This past week’s parsha begins with the laws of the yefas to’ar and then mentions, “If a man has two wives, one he loves and one he hates…” he is not allowed to switch the firstborn status (for inheritance purposes) from his true firstborn, the son of the “hated wife” to the younger brother, the firstborn son of the “beloved wife.” The true firstborn is the one who must receive the “double portion” of inheritance.
Following this, the third set of laws in Parshas Ki Seitzei is that of the ben sorer umoreh, the wayward and rebellious son. Already at a very young age (right after bar mitzvah) he begins acting in a way that will lead to a life of corruption and aggression.
Rashi says the sequence of these three sets of laws – the beautiful captive woman, the beloved and hated wives, and the wayward and rebellious son – teach a homiletic lesson: If someone marries the yefas to’ar because he became infatuated with her, he will eventually have two wives (his original wife and the one he found in the battlefield). Eventually, he will come to hate the second wife. Furthermore, once he has such a wife (whom he should not have taken in the first place) he will have a child from her and the child will be a troublemaker. He will become a ben sorer umoreh.
The Shem M’Shmuel (Rabbi Shmuel Bornsztain (1855–1926), the second Sochatchover Rebbe, and son of the Avnei Nezer) makes a very interesting observation. Why does the Torah mention here the halochoh that the firstborn gets a double portion? Even if the Torah wants to tell us that one who marries a yefas to’ar will eventually hate her, why should the Torah insert the unrelated rule that a bechor gets pi shnayim, a double portion of inheritance, here? There is an entire section in the Torah at the end of Sefer Bamidbar describing all the laws of inheritance. The law that a firstborn gets a double portion should be placed there. It seems incongruous to mention it here between the laws of the yefas to’ar and that of the ben sorer umoreh. It does not relate to the flow of the narrative.
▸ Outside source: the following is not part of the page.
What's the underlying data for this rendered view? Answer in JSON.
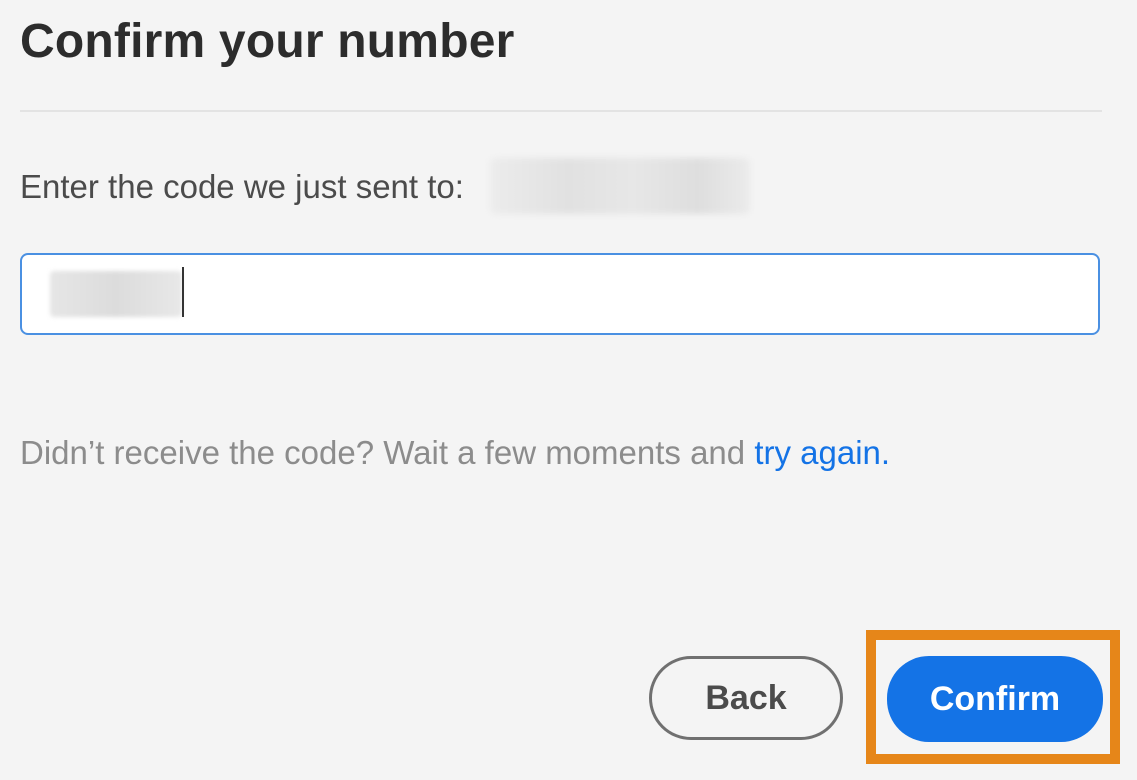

The Shem M’Shmuel writes that the Torah is trying to teach us a vital lesson: beginnings are very, very important. Beginnings set the tone. He asks: Why is it that the firstborn gets double? Being a firstborn, after all, is merely an accident of birth. What did he do? Why should he get double the portion of his father’s estate over and above the rest of his brothers? The Shem M’Shmuel answers that it is because the bechor casts an influence over the entire family. The children who come after the firstborn are influenced by him. Therefore, the bechor gets double because he sets the tone for the entire family.
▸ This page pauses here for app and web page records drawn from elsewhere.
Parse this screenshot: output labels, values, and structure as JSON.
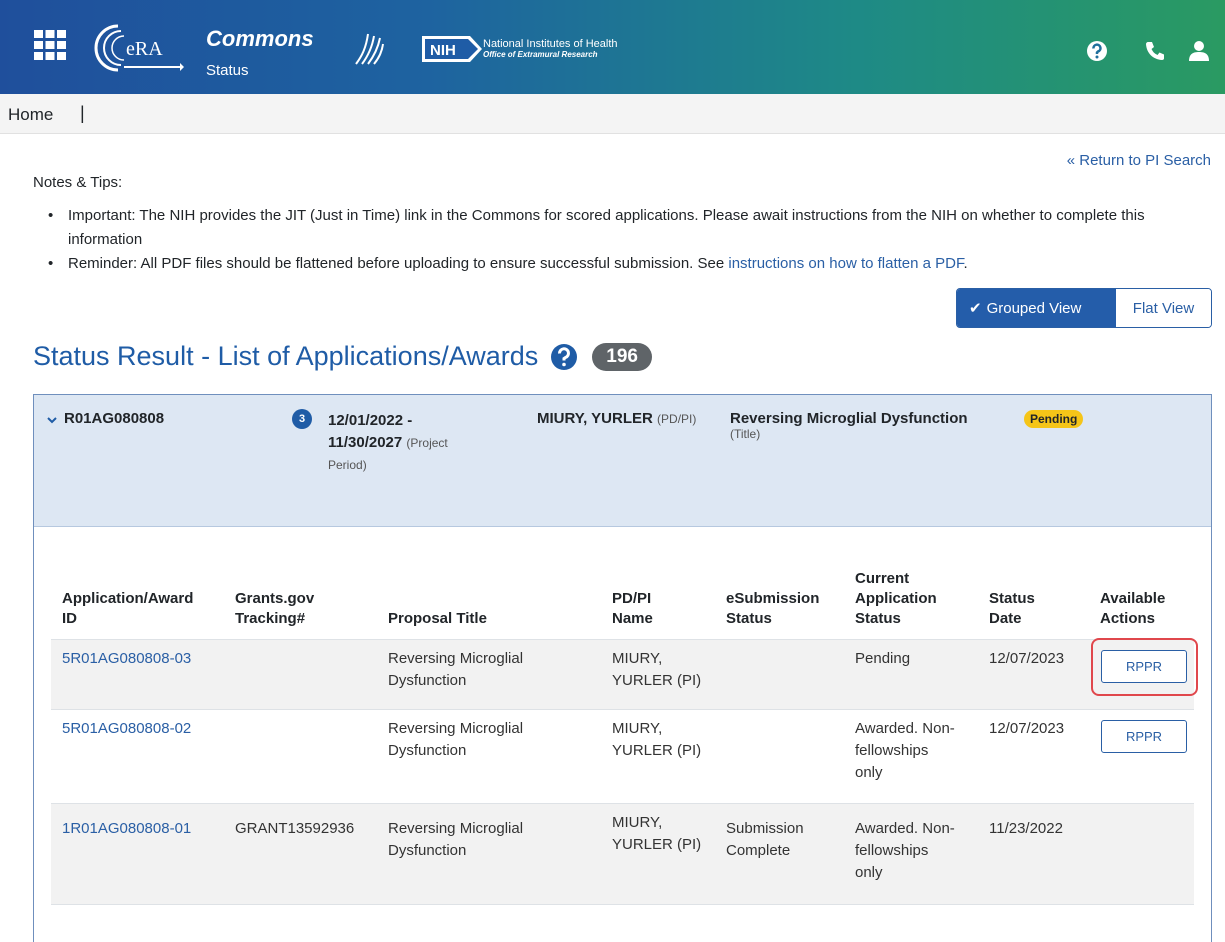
{
  "header": {
    "app_name": "Commons",
    "app_sub": "Status",
    "era_logo_text": "eRA",
    "nih_badge": "NIH",
    "nih_line1": "National Institutes of Health",
    "nih_line2": "Office of Extramural Research",
    "colors": {
      "gradient_start": "#1f4f9c",
      "gradient_end": "#2a9a62"
    },
    "icons": [
      "apps-grid-icon",
      "help-icon",
      "phone-icon",
      "user-icon"
    ]
  },
  "breadcrumb": {
    "home": "Home",
    "separator": "|"
  },
  "return_link": "« Return to PI Search",
  "notes": {
    "title": "Notes & Tips:",
    "items": [
      {
        "text": "Important: The NIH provides the JIT (Just in Time) link in the Commons for scored applications. Please await instructions from the NIH on whether to complete this information"
      },
      {
        "text": "Reminder: All PDF files should be flattened before uploading to ensure successful submission. See ",
        "link": "instructions on how to flatten a PDF",
        "after": "."
      }
    ]
  },
  "view_toggle": {
    "grouped": "Grouped View",
    "flat": "Flat View",
    "active": "grouped",
    "check": "✔"
  },
  "heading": {
    "title": "Status Result - List of Applications/Awards",
    "count": "196"
  },
  "group": {
    "id": "R01AG080808",
    "count": "3",
    "period_line1": "12/01/2022 -",
    "period_line2": "11/30/2027",
    "period_label1": "(Project",
    "period_label2": "Period)",
    "pi": "MIURY, YURLER",
    "pi_label": "(PD/PI)",
    "title": "Reversing Microglial Dysfunction",
    "title_label": "(Title)",
    "status": "Pending",
    "status_color": "#f5c518"
  },
  "table": {
    "headers": [
      [
        "Application/Award",
        "ID"
      ],
      [
        "Grants.gov",
        "Tracking#"
      ],
      [
        "Proposal Title"
      ],
      [
        "PD/PI",
        "Name"
      ],
      [
        "eSubmission",
        "Status"
      ],
      [
        "Current",
        "Application",
        "Status"
      ],
      [
        "Status",
        "Date"
      ],
      [
        "Available",
        "Actions"
      ]
    ],
    "rows": [
      {
        "id": "5R01AG080808-03",
        "tracking": "",
        "title1": "Reversing Microglial",
        "title2": "Dysfunction",
        "pi1": "MIURY,",
        "pi2": "YURLER (PI)",
        "esub1": "",
        "esub2": "",
        "status1": "Pending",
        "status2": "",
        "status3": "",
        "date": "12/07/2023",
        "action": "RPPR"
      },
      {
        "id": "5R01AG080808-02",
        "tracking": "",
        "title1": "Reversing Microglial",
        "title2": "Dysfunction",
        "pi1": "MIURY,",
        "pi2": "YURLER (PI)",
        "esub1": "",
        "esub2": "",
        "status1": "Awarded. Non-",
        "status2": "fellowships",
        "status3": "only",
        "date": "12/07/2023",
        "action": "RPPR"
      },
      {
        "id": "1R01AG080808-01",
        "tracking": "GRANT13592936",
        "title1": "Reversing Microglial",
        "title2": "Dysfunction",
        "pi1": "MIURY,",
        "pi2": "YURLER (PI)",
        "esub1": "Submission",
        "esub2": "Complete",
        "status1": "Awarded. Non-",
        "status2": "fellowships",
        "status3": "only",
        "date": "11/23/2022",
        "action": ""
      }
    ]
  }
}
For example, the Rosh Yeshiva Rav Yaakov Yitzchok Ruderman (1900–1987) zt”l married a woman named Feiga Kramer, which set the tone for all her sisters to marry talmidei chachomim.
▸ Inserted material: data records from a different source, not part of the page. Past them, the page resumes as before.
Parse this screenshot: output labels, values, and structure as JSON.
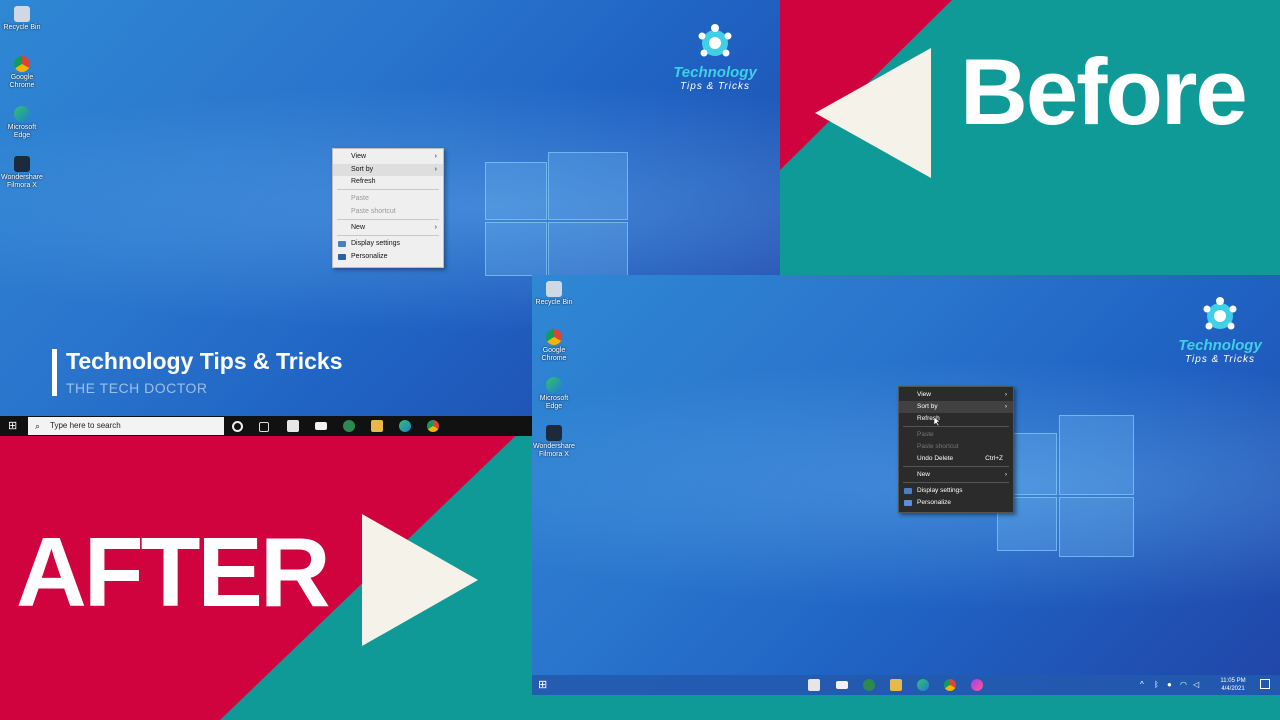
{
  "brand": {
    "logo_line1": "Technology",
    "logo_line2": "Tips & Tricks",
    "caption_title": "Technology Tips & Tricks",
    "caption_subtitle": "THE TECH DOCTOR",
    "before_label": "Before",
    "after_label": "AFTER",
    "colors": {
      "teal": "#0f9a98",
      "red": "#d0033f",
      "white": "#ffffff",
      "logo_cyan": "#3fd0e6"
    }
  },
  "before": {
    "desktop_icons": [
      {
        "label": "Recycle Bin",
        "icon": "recycle-bin-icon"
      },
      {
        "label": "Google Chrome",
        "icon": "chrome-icon"
      },
      {
        "label": "Microsoft Edge",
        "icon": "edge-icon"
      },
      {
        "label": "Wondershare Filmora X",
        "icon": "filmora-icon"
      }
    ],
    "context_menu": {
      "items": [
        {
          "label": "View",
          "submenu": true
        },
        {
          "label": "Sort by",
          "submenu": true,
          "highlighted": true
        },
        {
          "label": "Refresh"
        },
        {
          "label": "Paste",
          "disabled": true
        },
        {
          "label": "Paste shortcut",
          "disabled": true
        },
        {
          "label": "New",
          "submenu": true
        },
        {
          "label": "Display settings",
          "icon": "display-icon"
        },
        {
          "label": "Personalize",
          "icon": "personalize-icon"
        }
      ]
    },
    "taskbar": {
      "search_placeholder": "Type here to search",
      "icons": [
        "windows-start-icon",
        "cortana-icon",
        "task-view-icon",
        "store-icon",
        "mail-icon",
        "camtasia-icon",
        "file-explorer-icon",
        "edge-icon",
        "chrome-icon"
      ]
    }
  },
  "after": {
    "desktop_icons": [
      {
        "label": "Recycle Bin",
        "icon": "recycle-bin-icon"
      },
      {
        "label": "Google Chrome",
        "icon": "chrome-icon"
      },
      {
        "label": "Microsoft Edge",
        "icon": "edge-icon"
      },
      {
        "label": "Wondershare Filmora X",
        "icon": "filmora-icon"
      }
    ],
    "context_menu": {
      "items": [
        {
          "label": "View",
          "submenu": true
        },
        {
          "label": "Sort by",
          "submenu": true,
          "highlighted": true
        },
        {
          "label": "Refresh"
        },
        {
          "label": "Paste",
          "disabled": true
        },
        {
          "label": "Paste shortcut",
          "disabled": true
        },
        {
          "label": "Undo Delete",
          "shortcut": "Ctrl+Z"
        },
        {
          "label": "New",
          "submenu": true
        },
        {
          "label": "Display settings",
          "icon": "display-icon"
        },
        {
          "label": "Personalize",
          "icon": "personalize-icon"
        }
      ]
    },
    "taskbar": {
      "icons": [
        "windows-start-icon",
        "store-icon",
        "mail-icon",
        "camtasia-icon",
        "file-explorer-icon",
        "edge-icon",
        "chrome-icon",
        "messenger-icon"
      ],
      "tray_time": "11:05 PM",
      "tray_date": "4/4/2021"
    }
  }
}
Beginnings don’t just happen on their own, but rather come about through tedious preparation. In this vein, after a summer of intensive planning, we anticipate an exceptional school year. I would like to close by highlighting two new important positions, sure to add excellent value to our school program. Using two very popular and competent existing staff members, we welcome Rabbi Yaakov Zimmerman, a beloved rebbe and consummate professional, who will serve as the resource specialist in the school using his training in social work to help students, teachers, and parents. Rabbi Yechezkel Yudkowsky has been hired as a mashgiach for the middle-school boys. He already has a strong bond with both students and rebbeim, and is sure to have a strong impact on the school. If you have any questions regarding staffing or any other concerns, please contact the school principals or me.
Best wishes for a kesivah vachasimah tovah.
Rabbi Peretz Scheinerman , Dean